3) Thirdly, perhaps the most important thing to consider is that, far more so than any of the aforementioned younger left-backs, Filipe is perfectly suited to this Chelsea team under Mourinho. Coupling, as he does, a phenomenal level of energy and willingness to run up and down the flank all game with tremendous amounts of discipline and defensive awareness. He emphatically ticks the only two boxes the manager requires his full backs to fill. And though he may not be a terrific crosser, he is a very tidy and accurate short passer of the ball (an underrated quality for a full back, I think), whilst technically he’ll be more than good enough to effectively work the overlap with Eden Hazard, hopefully building up the kind of killer partnership his lack of familiarity with the position prevented Azpilicueta from forming with the Belgian last year.
4) And finally, since 2011, with one or two exceptions, the priority of our recruitment work has been to sign young talent, predominantly as a tactic for dealing with FFP directives but also to freshen up an aging squad which had reached the height of its collective powers when it won the double in 2010. As a result the current squad, relatively speaking, is a young one. Even with an experienced backline, of which 28 year old Gary Cahill will be the youngest member, the average age of the starting XI next season will be comfortably under 27 (assuming Courtois and not Cech will be first choice keeper). And so for once, I think we can afford to be slightly more short-sighted than normal. We’ve been planning ahead for long enough and it’s now been too long since we won the league title. Filipe is the best signing for right now, which makes him, in this particular situation, the best possible signing we could’ve made.
Anyway, whilst on the subject of new defenders, I find myself a little confused by the club’s decisions regarding our three most promising young centre halves. There doesn’t seem to be much doubt at this stage that all three of Kurt Zouma, Kenneth Omeruo and Tomas Kalas are talented enough and tough enough to play centre half for Chelsea in the future, it’s obvious that none are likely to become anything more than 4th choice for the position next season. However with the sale of David Luiz, one of them was always going to have to remain at the club as cover, rather than go out loan. And given the manner of the debut interview he gave for the club’s website last week, it appears that one will be Kurt Zouma.
I think this is a strange decision for two reasons.
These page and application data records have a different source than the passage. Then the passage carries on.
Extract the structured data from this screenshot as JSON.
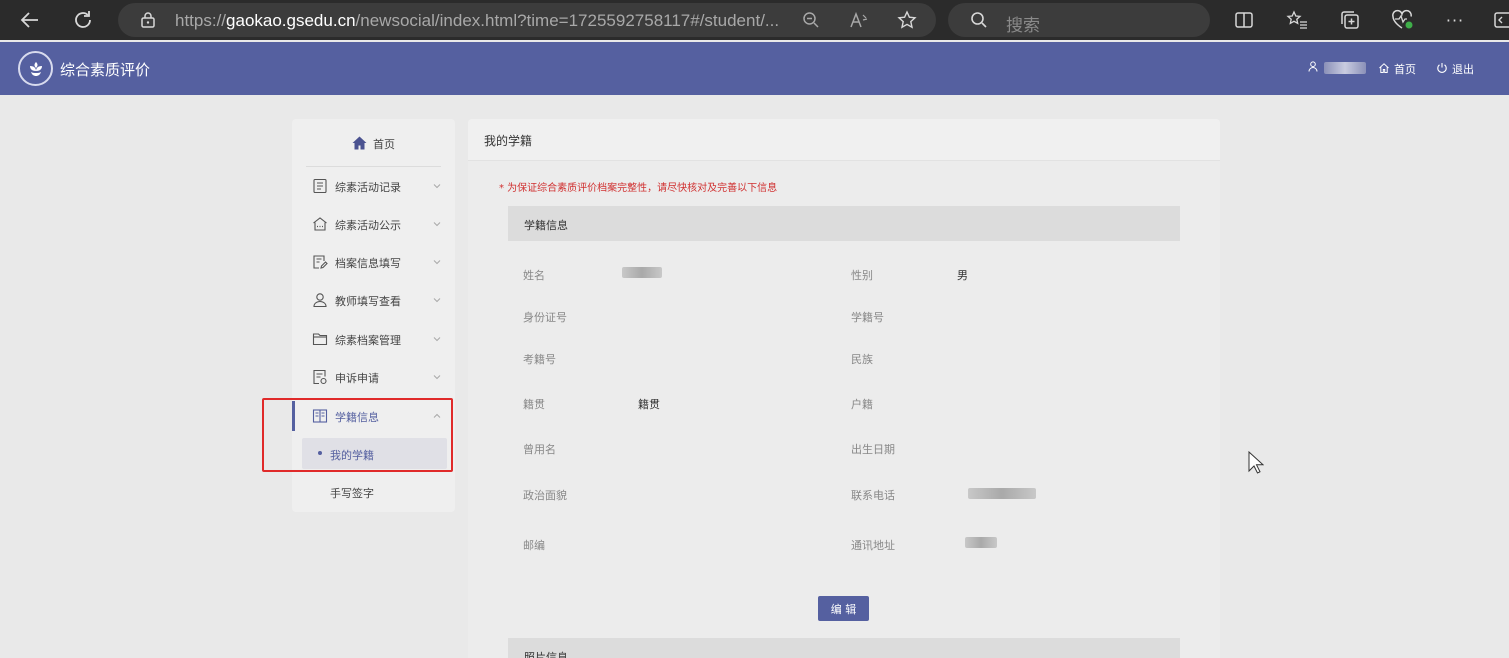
{
  "browser": {
    "url_prefix": "https://",
    "url_domain": "gaokao.gsedu.cn",
    "url_path": "/newsocial/index.html?time=1725592758117#/student/...",
    "search_placeholder": "搜索",
    "more_label": "···"
  },
  "header": {
    "title": "综合素质评价",
    "home_label": "首页",
    "logout_label": "退出",
    "accent_color": "#5560a0"
  },
  "sidebar": {
    "home_label": "首页",
    "items": [
      {
        "label": "综素活动记录",
        "icon": "document-list-icon"
      },
      {
        "label": "综素活动公示",
        "icon": "building-icon"
      },
      {
        "label": "档案信息填写",
        "icon": "edit-doc-icon"
      },
      {
        "label": "教师填写查看",
        "icon": "user-icon"
      },
      {
        "label": "综素档案管理",
        "icon": "folder-icon"
      },
      {
        "label": "申诉申请",
        "icon": "appeal-doc-icon"
      },
      {
        "label": "学籍信息",
        "icon": "book-icon"
      }
    ],
    "sub_items": [
      "我的学籍",
      "手写签字"
    ]
  },
  "main": {
    "title": "我的学籍",
    "notice": "* 为保证综合素质评价档案完整性，请尽快核对及完善以下信息",
    "section_title": "学籍信息",
    "fields": {
      "name_label": "姓名",
      "gender_label": "性别",
      "gender_value": "男",
      "id_label": "身份证号",
      "student_no_label": "学籍号",
      "exam_no_label": "考籍号",
      "ethnicity_label": "民族",
      "native_label": "籍贯",
      "native_value": "籍贯",
      "household_label": "户籍",
      "alias_label": "曾用名",
      "birth_label": "出生日期",
      "political_label": "政治面貌",
      "phone_label": "联系电话",
      "postal_label": "邮编",
      "address_label": "通讯地址"
    },
    "edit_label": "编 辑",
    "photo_section_title": "照片信息"
  }
}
Firstly, of the three I think the Frenchman has done the least to prove himself ready for the role with Kalas coming in and performing excellently in league matches at the end of last season and with Omeruo starring for his country at both the World Cup and ACON in the past 18 months, both seem comfortably further ahead in their development than Zouma at the moment. And secondly, of the three, Zouma has been by far the most hyped and widely tipped for superstardom. I don’t personally have much a clue how good he is but from what I’ve read, he sounds like the most likely to one day become a world-class player for the club. And so at 19 years old, surely he is the most in need of regular football so that he continues to develop and fulfil his immense potential. Obviously another year on the bench wouldn’t be ideal for Kalas or Omeruo either, but I can’t imagine it being as detrimental to their development as it would to the Frenchman, at this stage of their career.
Either way, hopefully all three have good seasons with plenty of game time. If anyone can think of a good reason why the club were right to retain Zouma and loan Kalas and Omeruo, please share it in the comments section, I’m interested to see if people agree.